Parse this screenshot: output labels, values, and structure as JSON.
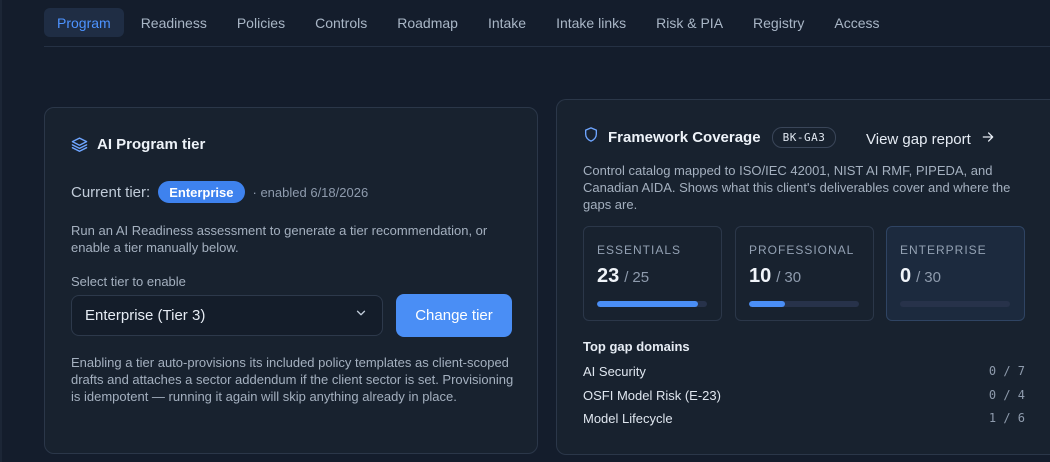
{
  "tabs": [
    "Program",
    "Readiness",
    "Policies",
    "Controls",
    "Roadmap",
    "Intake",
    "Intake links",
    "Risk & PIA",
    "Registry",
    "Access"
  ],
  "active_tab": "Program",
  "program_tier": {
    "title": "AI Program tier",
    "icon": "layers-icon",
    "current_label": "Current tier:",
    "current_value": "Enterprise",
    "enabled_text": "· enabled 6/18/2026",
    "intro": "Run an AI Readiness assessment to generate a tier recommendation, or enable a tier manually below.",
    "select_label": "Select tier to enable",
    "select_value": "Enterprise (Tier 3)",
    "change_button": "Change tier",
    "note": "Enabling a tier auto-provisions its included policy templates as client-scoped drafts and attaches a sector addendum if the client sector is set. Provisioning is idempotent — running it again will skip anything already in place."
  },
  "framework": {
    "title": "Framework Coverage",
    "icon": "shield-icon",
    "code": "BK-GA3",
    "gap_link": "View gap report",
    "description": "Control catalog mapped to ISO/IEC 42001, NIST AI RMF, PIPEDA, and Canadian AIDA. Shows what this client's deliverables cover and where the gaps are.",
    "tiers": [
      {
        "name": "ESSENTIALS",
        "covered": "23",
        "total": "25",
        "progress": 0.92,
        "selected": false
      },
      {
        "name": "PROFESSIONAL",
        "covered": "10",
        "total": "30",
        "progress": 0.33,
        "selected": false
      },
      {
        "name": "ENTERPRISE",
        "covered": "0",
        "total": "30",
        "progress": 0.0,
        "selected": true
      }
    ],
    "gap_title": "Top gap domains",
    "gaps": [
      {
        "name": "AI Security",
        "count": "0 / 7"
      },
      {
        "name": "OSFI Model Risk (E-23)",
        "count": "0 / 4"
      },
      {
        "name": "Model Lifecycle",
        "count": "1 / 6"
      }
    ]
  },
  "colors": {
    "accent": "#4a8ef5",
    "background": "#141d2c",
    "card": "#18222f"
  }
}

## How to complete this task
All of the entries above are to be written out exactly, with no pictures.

## Response box
Parse this screenshot: output labels, values, and structure as JSON.
{
  "tabs": [
    "Program",
    "Readiness",
    "Policies",
    "Controls",
    "Roadmap",
    "Intake",
    "Intake links",
    "Risk & PIA",
    "Registry",
    "Access"
  ],
  "active_tab": "Program",
  "program_tier": {
    "title": "AI Program tier",
    "icon": "layers-icon",
    "current_label": "Current tier:",
    "current_value": "Enterprise",
    "enabled_text": "· enabled 6/18/2026",
    "intro": "Run an AI Readiness assessment to generate a tier recommendation, or enable a tier manually below.",
    "select_label": "Select tier to enable",
    "select_value": "Enterprise (Tier 3)",
    "change_button": "Change tier",
    "note": "Enabling a tier auto-provisions its included policy templates as client-scoped drafts and attaches a sector addendum if the client sector is set. Provisioning is idempotent — running it again will skip anything already in place."
  },
  "framework": {
    "title": "Framework Coverage",
    "icon": "shield-icon",
    "code": "BK-GA3",
    "gap_link": "View gap report",
    "description": "Control catalog mapped to ISO/IEC 42001, NIST AI RMF, PIPEDA, and Canadian AIDA. Shows what this client's deliverables cover and where the gaps are.",
    "tiers": [
      {
        "name": "ESSENTIALS",
        "covered": "23",
        "total": "25",
        "progress": 0.92,
        "selected": false
      },
      {
        "name": "PROFESSIONAL",
        "covered": "10",
        "total": "30",
        "progress": 0.33,
        "selected": false
      },
      {
        "name": "ENTERPRISE",
        "covered": "0",
        "total": "30",
        "progress": 0.0,
        "selected": true
      }
    ],
    "gap_title": "Top gap domains",
    "gaps": [
      {
        "name": "AI Security",
        "count": "0 / 7"
      },
      {
        "name": "OSFI Model Risk (E-23)",
        "count": "0 / 4"
      },
      {
        "name": "Model Lifecycle",
        "count": "1 / 6"
      }
    ]
  },
  "colors": {
    "accent": "#4a8ef5",
    "background": "#141d2c",
    "card": "#18222f"
  }
}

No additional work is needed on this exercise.